    The Canadian Rockies Mountain Lake Tour by Mountain Park Transportation includes pick-up from Banff and Lake Louise hotels and visits Lake Louise, Hector Lake, Crowfoot glacier lookout and Bow Lake.

Below is a range of information on getting around the rest of the area with places to visit and transit options.

  • Johnston Canyon - Route 9
    Carved steeply into the limestone bedrock by thousands of years of water erosion, the dramatic Johnston Canyon is a breathtaking natural attraction in Banff National Park. Overhanging canyon walls, waterfalls, the deep pools of Johnston Creek, and lush forest are sure to leave a memorable impression. Johnston Canyon is one of the most popular destinations in Banff National Park.
    By using Roam direct to the canyon from Banff, you can avoid the stress associated with parking. The route departs the downtown Banff High School Transit Hub. From here the bus travels directly to Johnston Canyon via Highway 1 and Castle Junction. The first departure time from downtown Banff is 9AM. The last departure from downtown Banff is at 6:25PM. The service runs 7 days a week during the summer months when in service.
  • Lake Minnewanka - Route 6
    Lake Minnewanka is a large glacial lake five kilometres (three miles) from the town of Banff. The lake is 21 kilometres long. It is a hot spot in the summer months.
    Johnson Lake, while beautiful, is not as well known as the other famous lakes in Banff and therefore is much quieter than other lakes. Few visitors venture to it even though it’s right next to Lake Minnewanka and Two Jack Lake. It’s known as a local’s lake and the one place locals can head to right from town and soak in the sun and go for a leisurely dip or walk.
    Route 6 provides service to Johnson Lake as well as Lake Minnewanka. The service leaves downtown Banff every 35 minutes and takes approximately 25 minutes to reach the lake. The service operates 7 days a week and the first bus departs at 8AM each morning.
  • Other local routes are:
    • Roam Route 1: Sulphur Mountain
    • Roam Route 2: Tunnel Mountain
    • Roam Route 4: Cave and Basin
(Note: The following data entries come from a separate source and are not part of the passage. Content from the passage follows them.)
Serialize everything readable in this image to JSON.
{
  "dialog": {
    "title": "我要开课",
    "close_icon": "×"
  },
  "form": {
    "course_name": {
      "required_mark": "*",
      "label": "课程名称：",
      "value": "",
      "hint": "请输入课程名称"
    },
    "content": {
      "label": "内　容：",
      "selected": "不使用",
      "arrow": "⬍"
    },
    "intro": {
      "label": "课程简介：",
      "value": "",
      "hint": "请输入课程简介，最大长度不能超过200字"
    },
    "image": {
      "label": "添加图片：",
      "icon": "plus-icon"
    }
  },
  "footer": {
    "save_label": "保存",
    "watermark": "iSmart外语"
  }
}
  • Open Top Tours Provide vintage-inspired automobiles which have the look and feel of the 1930s—including a fully-open, glass- or canvas-top roof and a guide in period costume.

E-bikes are an excellent way to get around but supply is limited (compared to demand) and we highly recommend that you consider this option as it gives you the freedom to come and go at will, without lining up for buses. If you do opt for renting an e-bike then you should plan ahead and book online.